» **Work order**: Give the number of lines in the data below that contain "commenting", with no other words.

» **Data in this exercise**:
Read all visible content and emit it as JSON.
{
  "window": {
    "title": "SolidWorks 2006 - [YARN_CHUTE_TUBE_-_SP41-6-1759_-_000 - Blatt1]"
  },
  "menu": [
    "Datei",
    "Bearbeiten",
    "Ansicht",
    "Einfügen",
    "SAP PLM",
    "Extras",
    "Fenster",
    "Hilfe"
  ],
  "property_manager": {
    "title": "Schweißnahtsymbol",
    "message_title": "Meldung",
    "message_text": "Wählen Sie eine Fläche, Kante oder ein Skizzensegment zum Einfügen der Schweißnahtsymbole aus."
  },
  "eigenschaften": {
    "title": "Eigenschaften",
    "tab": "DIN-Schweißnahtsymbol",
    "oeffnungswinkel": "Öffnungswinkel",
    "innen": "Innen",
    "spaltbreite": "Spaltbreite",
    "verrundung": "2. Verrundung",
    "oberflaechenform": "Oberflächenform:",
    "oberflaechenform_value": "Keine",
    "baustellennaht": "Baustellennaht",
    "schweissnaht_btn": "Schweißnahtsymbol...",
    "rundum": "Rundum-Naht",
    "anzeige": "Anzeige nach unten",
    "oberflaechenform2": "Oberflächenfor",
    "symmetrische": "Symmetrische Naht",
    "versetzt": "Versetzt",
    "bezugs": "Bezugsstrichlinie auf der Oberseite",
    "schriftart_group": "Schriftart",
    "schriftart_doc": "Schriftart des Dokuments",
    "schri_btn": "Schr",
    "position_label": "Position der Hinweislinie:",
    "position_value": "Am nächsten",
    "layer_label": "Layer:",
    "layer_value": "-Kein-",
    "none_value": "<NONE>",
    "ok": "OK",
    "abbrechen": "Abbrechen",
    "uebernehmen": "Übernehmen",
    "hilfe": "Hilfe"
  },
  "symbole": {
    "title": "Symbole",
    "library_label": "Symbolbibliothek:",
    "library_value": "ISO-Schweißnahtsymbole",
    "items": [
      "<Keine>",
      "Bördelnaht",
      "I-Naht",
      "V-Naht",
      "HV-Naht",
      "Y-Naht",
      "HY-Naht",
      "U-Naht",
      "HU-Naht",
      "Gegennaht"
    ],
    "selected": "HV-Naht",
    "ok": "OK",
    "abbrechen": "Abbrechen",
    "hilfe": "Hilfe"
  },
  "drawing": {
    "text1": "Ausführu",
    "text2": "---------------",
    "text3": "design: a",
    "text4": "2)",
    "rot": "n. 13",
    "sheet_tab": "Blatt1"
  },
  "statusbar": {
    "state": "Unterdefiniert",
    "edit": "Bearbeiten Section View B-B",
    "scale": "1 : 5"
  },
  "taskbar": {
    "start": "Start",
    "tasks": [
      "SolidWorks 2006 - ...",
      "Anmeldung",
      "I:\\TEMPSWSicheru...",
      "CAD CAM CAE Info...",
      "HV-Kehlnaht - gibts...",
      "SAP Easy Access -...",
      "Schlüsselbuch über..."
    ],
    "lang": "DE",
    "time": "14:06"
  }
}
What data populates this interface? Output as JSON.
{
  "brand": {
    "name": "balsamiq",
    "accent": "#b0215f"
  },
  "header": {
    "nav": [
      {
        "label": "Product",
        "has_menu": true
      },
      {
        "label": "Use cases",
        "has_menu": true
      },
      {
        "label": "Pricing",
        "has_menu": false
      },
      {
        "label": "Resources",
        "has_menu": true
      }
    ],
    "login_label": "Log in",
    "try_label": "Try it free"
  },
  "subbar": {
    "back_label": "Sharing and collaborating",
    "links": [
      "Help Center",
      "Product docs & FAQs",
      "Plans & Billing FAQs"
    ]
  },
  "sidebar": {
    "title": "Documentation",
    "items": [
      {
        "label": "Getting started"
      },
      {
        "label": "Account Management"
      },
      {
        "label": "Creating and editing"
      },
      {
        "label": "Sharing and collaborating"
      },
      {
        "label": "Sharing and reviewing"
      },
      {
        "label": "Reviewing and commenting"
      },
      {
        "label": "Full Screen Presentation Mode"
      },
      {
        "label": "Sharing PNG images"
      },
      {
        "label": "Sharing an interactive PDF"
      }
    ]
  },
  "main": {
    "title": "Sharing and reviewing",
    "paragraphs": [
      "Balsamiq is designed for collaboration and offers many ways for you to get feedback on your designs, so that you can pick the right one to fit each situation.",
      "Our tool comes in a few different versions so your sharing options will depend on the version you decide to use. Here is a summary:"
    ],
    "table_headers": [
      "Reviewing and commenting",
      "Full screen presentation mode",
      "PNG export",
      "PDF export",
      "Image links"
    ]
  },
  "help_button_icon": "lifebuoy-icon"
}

» **Worked solution**: 2